• **Your task**
Each entry below is to be returned exactly, with any pictures left out.
Data for this exercise Block Start
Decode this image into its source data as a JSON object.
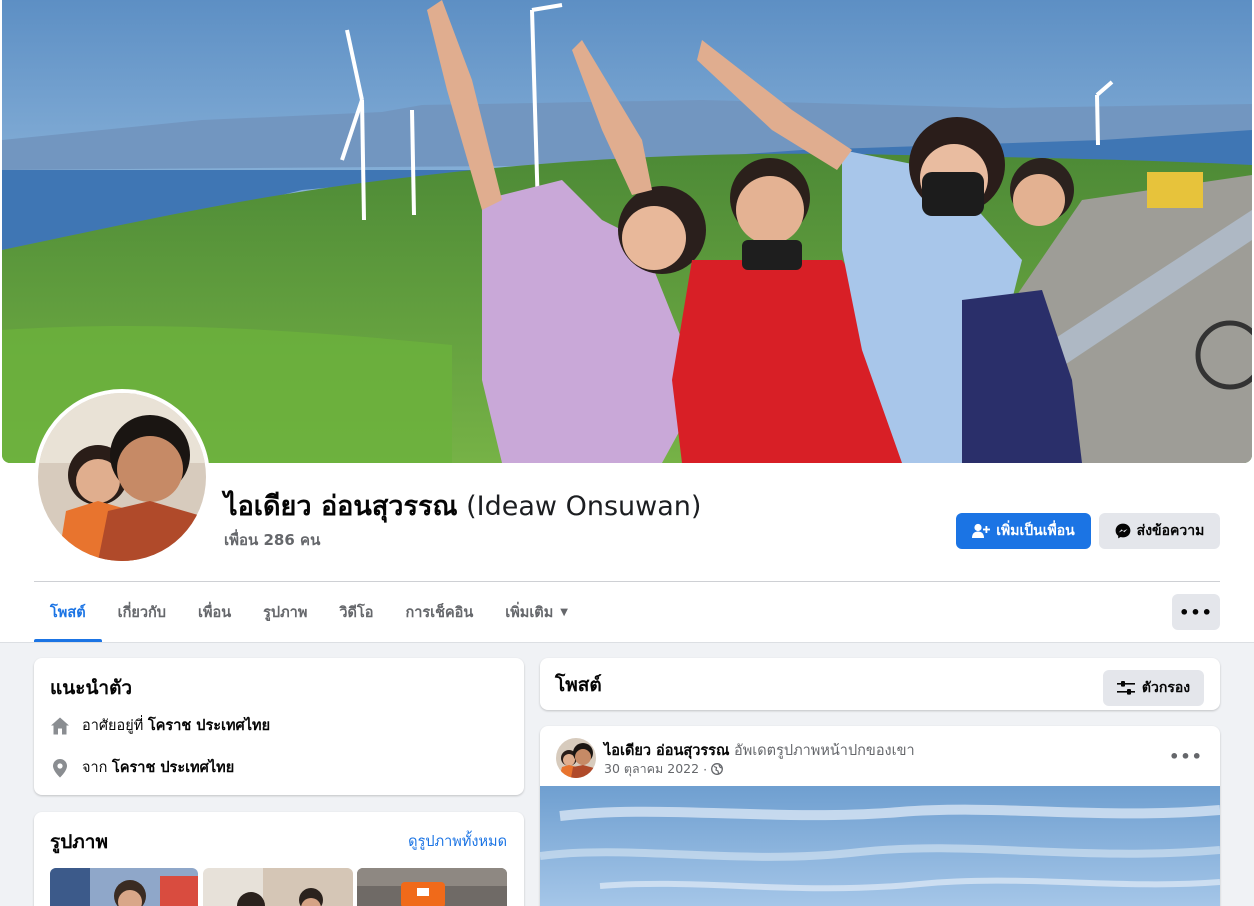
{
  "profile": {
    "name_th": "ไอเดียว อ่อนสุวรรณ",
    "name_en": "(Ideaw Onsuwan)",
    "friends": "เพื่อน 286 คน"
  },
  "actions": {
    "add_friend": "เพิ่มเป็นเพื่อน",
    "message": "ส่งข้อความ"
  },
  "tabs": [
    {
      "label": "โพสต์",
      "active": true
    },
    {
      "label": "เกี่ยวกับ"
    },
    {
      "label": "เพื่อน"
    },
    {
      "label": "รูปภาพ"
    },
    {
      "label": "วิดีโอ"
    },
    {
      "label": "การเช็คอิน"
    },
    {
      "label": "เพิ่มเติม"
    }
  ],
  "more_button": "•••",
  "intro": {
    "title": "แนะนำตัว",
    "lives_prefix": "อาศัยอยู่ที่",
    "lives_value": "โคราช ประเทศไทย",
    "from_prefix": "จาก",
    "from_value": "โคราช ประเทศไทย"
  },
  "photos": {
    "title": "รูปภาพ",
    "see_all": "ดูรูปภาพทั้งหมด"
  },
  "posts": {
    "title": "โพสต์",
    "filter_label": "ตัวกรอง"
  },
  "post": {
    "author": "ไอเดียว อ่อนสุวรรณ",
    "action": "อัพเดตรูปภาพหน้าปกของเขา",
    "date": "30 ตุลาคม 2022",
    "separator": "·",
    "more": "•••"
  },
  "colors": {
    "accent": "#1b74e4",
    "page_bg": "#f0f2f5",
    "secondary_text": "#65676b",
    "button_gray": "#e4e6eb"
  },
  "icons": {
    "add_friend": "person-plus-icon",
    "message": "messenger-icon",
    "home": "home-icon",
    "location": "map-pin-icon",
    "filter": "sliders-icon",
    "privacy": "globe-icon"
  }
}
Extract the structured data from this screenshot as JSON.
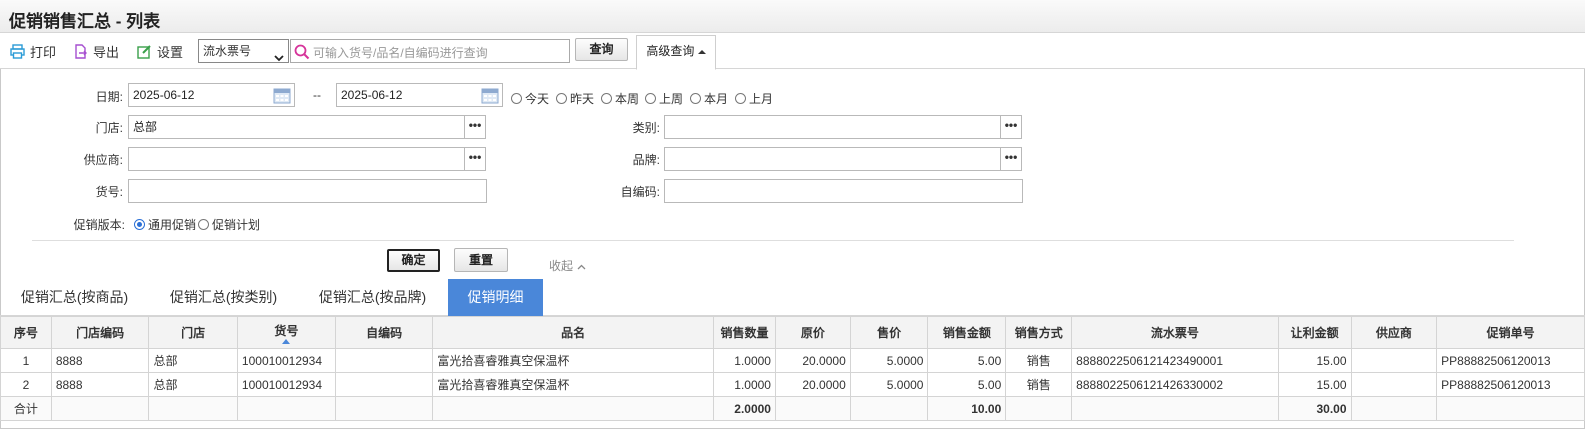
{
  "title": "促销销售汇总 - 列表",
  "toolbar": {
    "print_label": "打印",
    "export_label": "导出",
    "settings_label": "设置",
    "search_field_selected": "流水票号",
    "search_placeholder": "可输入货号/品名/自编码进行查询",
    "query_label": "查询",
    "advanced_label": "高级查询"
  },
  "filters": {
    "date_label": "日期:",
    "date_from": "2025-06-12",
    "date_sep": "--",
    "date_to": "2025-06-12",
    "quick_dates": [
      "今天",
      "昨天",
      "本周",
      "上周",
      "本月",
      "上月"
    ],
    "store_label": "门店:",
    "store_value": "总部",
    "category_label": "类别:",
    "category_value": "",
    "supplier_label": "供应商:",
    "supplier_value": "",
    "brand_label": "品牌:",
    "brand_value": "",
    "sku_label": "货号:",
    "sku_value": "",
    "selfcode_label": "自编码:",
    "selfcode_value": "",
    "version_label": "促销版本:",
    "version_options": [
      "通用促销",
      "促销计划"
    ],
    "version_selected": "通用促销",
    "confirm_label": "确定",
    "reset_label": "重置",
    "collapse_label": "收起"
  },
  "tabs": [
    {
      "label": "促销汇总(按商品)",
      "active": false
    },
    {
      "label": "促销汇总(按类别)",
      "active": false
    },
    {
      "label": "促销汇总(按品牌)",
      "active": false
    },
    {
      "label": "促销明细",
      "active": true
    }
  ],
  "table": {
    "headers": [
      "序号",
      "门店编码",
      "门店",
      "货号",
      "自编码",
      "品名",
      "销售数量",
      "原价",
      "售价",
      "销售金额",
      "销售方式",
      "流水票号",
      "让利金额",
      "供应商",
      "促销单号"
    ],
    "rows": [
      [
        "1",
        "8888",
        "总部",
        "100010012934",
        "",
        "富光拾喜睿雅真空保温杯",
        "1.0000",
        "20.0000",
        "5.0000",
        "5.00",
        "销售",
        "8888022506121423490001",
        "15.00",
        "",
        "PP88882506120013"
      ],
      [
        "2",
        "8888",
        "总部",
        "100010012934",
        "",
        "富光拾喜睿雅真空保温杯",
        "1.0000",
        "20.0000",
        "5.0000",
        "5.00",
        "销售",
        "8888022506121426330002",
        "15.00",
        "",
        "PP88882506120013"
      ]
    ],
    "summary": [
      "合计",
      "",
      "",
      "",
      "",
      "",
      "2.0000",
      "",
      "",
      "10.00",
      "",
      "",
      "30.00",
      "",
      ""
    ]
  },
  "colors": {
    "accent": "#4a87d9",
    "print_icon": "#2a9bd6",
    "export_icon": "#a64fd0",
    "settings_icon": "#3aa04a",
    "search_icon": "#d6339a"
  }
}
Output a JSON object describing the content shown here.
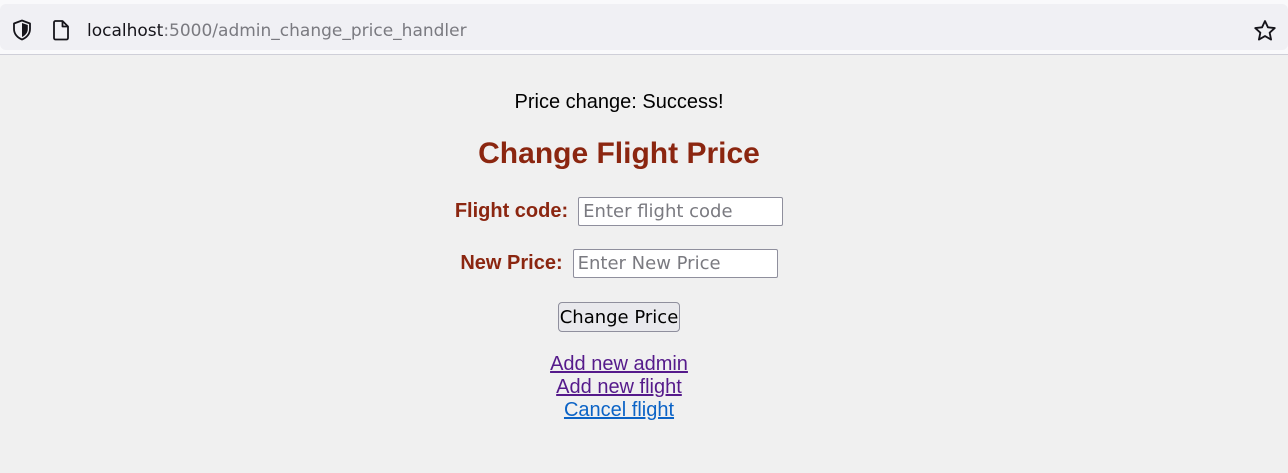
{
  "browser": {
    "url_host": "localhost",
    "url_rest": ":5000/admin_change_price_handler",
    "icons": [
      "shield-icon",
      "page-icon",
      "bookmark-star-icon"
    ]
  },
  "page": {
    "status_message": "Price change: Success!",
    "title": "Change Flight Price",
    "form": {
      "flight_code_label": "Flight code:",
      "flight_code_placeholder": "Enter flight code",
      "new_price_label": "New Price:",
      "new_price_placeholder": "Enter New Price",
      "submit_label": "Change Price"
    },
    "links": {
      "add_admin": "Add new admin",
      "add_flight": "Add new flight",
      "cancel_flight": "Cancel flight"
    }
  },
  "colors": {
    "title": "#8b2610",
    "visited_link": "#551a8b",
    "link": "#0b63c6",
    "page_background": "#f0f0f0"
  }
}
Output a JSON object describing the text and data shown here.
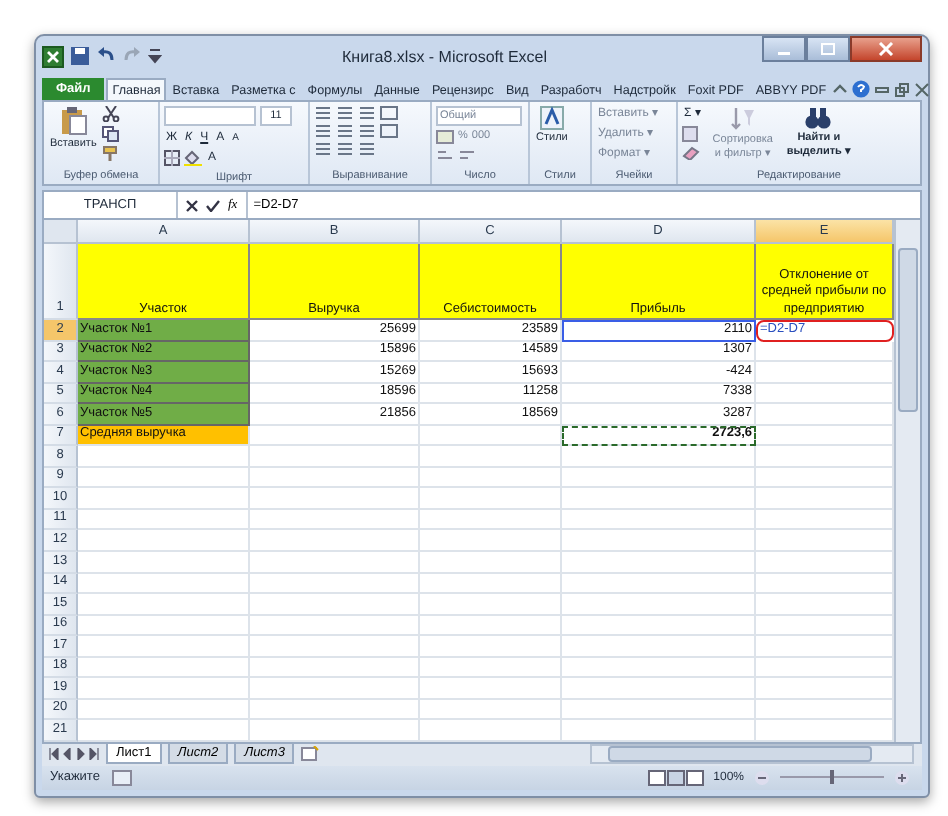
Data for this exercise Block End
• **Problem solution**
Decode this image into its source data as a JSON object.
{
  "profile": {
    "name_th": "ไอเดียว อ่อนสุวรรณ",
    "name_en": "(Ideaw Onsuwan)",
    "friends": "เพื่อน 286 คน"
  },
  "actions": {
    "add_friend": "เพิ่มเป็นเพื่อน",
    "message": "ส่งข้อความ"
  },
  "tabs": [
    {
      "label": "โพสต์",
      "active": true
    },
    {
      "label": "เกี่ยวกับ"
    },
    {
      "label": "เพื่อน"
    },
    {
      "label": "รูปภาพ"
    },
    {
      "label": "วิดีโอ"
    },
    {
      "label": "การเช็คอิน"
    },
    {
      "label": "เพิ่มเติม"
    }
  ],
  "more_button": "•••",
  "intro": {
    "title": "แนะนำตัว",
    "lives_prefix": "อาศัยอยู่ที่",
    "lives_value": "โคราช ประเทศไทย",
    "from_prefix": "จาก",
    "from_value": "โคราช ประเทศไทย"
  },
  "photos": {
    "title": "รูปภาพ",
    "see_all": "ดูรูปภาพทั้งหมด"
  },
  "posts": {
    "title": "โพสต์",
    "filter_label": "ตัวกรอง"
  },
  "post": {
    "author": "ไอเดียว อ่อนสุวรรณ",
    "action": "อัพเดตรูปภาพหน้าปกของเขา",
    "date": "30 ตุลาคม 2022",
    "separator": "·",
    "more": "•••"
  },
  "colors": {
    "accent": "#1b74e4",
    "page_bg": "#f0f2f5",
    "secondary_text": "#65676b",
    "button_gray": "#e4e6eb"
  },
  "icons": {
    "add_friend": "person-plus-icon",
    "message": "messenger-icon",
    "home": "home-icon",
    "location": "map-pin-icon",
    "filter": "sliders-icon",
    "privacy": "globe-icon"
  }
}
Extract the structured data from this screenshot as JSON.
{
  "title": "促销销售汇总 - 列表",
  "toolbar": {
    "print_label": "打印",
    "export_label": "导出",
    "settings_label": "设置",
    "search_field_selected": "流水票号",
    "search_placeholder": "可输入货号/品名/自编码进行查询",
    "query_label": "查询",
    "advanced_label": "高级查询"
  },
  "filters": {
    "date_label": "日期:",
    "date_from": "2025-06-12",
    "date_sep": "--",
    "date_to": "2025-06-12",
    "quick_dates": [
      "今天",
      "昨天",
      "本周",
      "上周",
      "本月",
      "上月"
    ],
    "store_label": "门店:",
    "store_value": "总部",
    "category_label": "类别:",
    "category_value": "",
    "supplier_label": "供应商:",
    "supplier_value": "",
    "brand_label": "品牌:",
    "brand_value": "",
    "sku_label": "货号:",
    "sku_value": "",
    "selfcode_label": "自编码:",
    "selfcode_value": "",
    "version_label": "促销版本:",
    "version_options": [
      "通用促销",
      "促销计划"
    ],
    "version_selected": "通用促销",
    "confirm_label": "确定",
    "reset_label": "重置",
    "collapse_label": "收起"
  },
  "tabs": [
    {
      "label": "促销汇总(按商品)",
      "active": false
    },
    {
      "label": "促销汇总(按类别)",
      "active": false
    },
    {
      "label": "促销汇总(按品牌)",
      "active": false
    },
    {
      "label": "促销明细",
      "active": true
    }
  ],
  "table": {
    "headers": [
      "序号",
      "门店编码",
      "门店",
      "货号",
      "自编码",
      "品名",
      "销售数量",
      "原价",
      "售价",
      "销售金额",
      "销售方式",
      "流水票号",
      "让利金额",
      "供应商",
      "促销单号"
    ],
    "rows": [
      [
        "1",
        "8888",
        "总部",
        "100010012934",
        "",
        "富光拾喜睿雅真空保温杯",
        "1.0000",
        "20.0000",
        "5.0000",
        "5.00",
        "销售",
        "8888022506121423490001",
        "15.00",
        "",
        "PP88882506120013"
      ],
      [
        "2",
        "8888",
        "总部",
        "100010012934",
        "",
        "富光拾喜睿雅真空保温杯",
        "1.0000",
        "20.0000",
        "5.0000",
        "5.00",
        "销售",
        "8888022506121426330002",
        "15.00",
        "",
        "PP88882506120013"
      ]
    ],
    "summary": [
      "合计",
      "",
      "",
      "",
      "",
      "",
      "2.0000",
      "",
      "",
      "10.00",
      "",
      "",
      "30.00",
      "",
      ""
    ]
  },
  "colors": {
    "accent": "#4a87d9",
    "print_icon": "#2a9bd6",
    "export_icon": "#a64fd0",
    "settings_icon": "#3aa04a",
    "search_icon": "#d6339a"
  }
}
Output a JSON object describing the content shown here.
{
  "browser": {
    "url_host": "localhost",
    "url_rest": ":5000/admin_change_price_handler",
    "icons": [
      "shield-icon",
      "page-icon",
      "bookmark-star-icon"
    ]
  },
  "page": {
    "status_message": "Price change: Success!",
    "title": "Change Flight Price",
    "form": {
      "flight_code_label": "Flight code:",
      "flight_code_placeholder": "Enter flight code",
      "new_price_label": "New Price:",
      "new_price_placeholder": "Enter New Price",
      "submit_label": "Change Price"
    },
    "links": {
      "add_admin": "Add new admin",
      "add_flight": "Add new flight",
      "cancel_flight": "Cancel flight"
    }
  },
  "colors": {
    "title": "#8b2610",
    "visited_link": "#551a8b",
    "link": "#0b63c6",
    "page_background": "#f0f0f0"
  }
}
Output a JSON object describing the text and data shown here.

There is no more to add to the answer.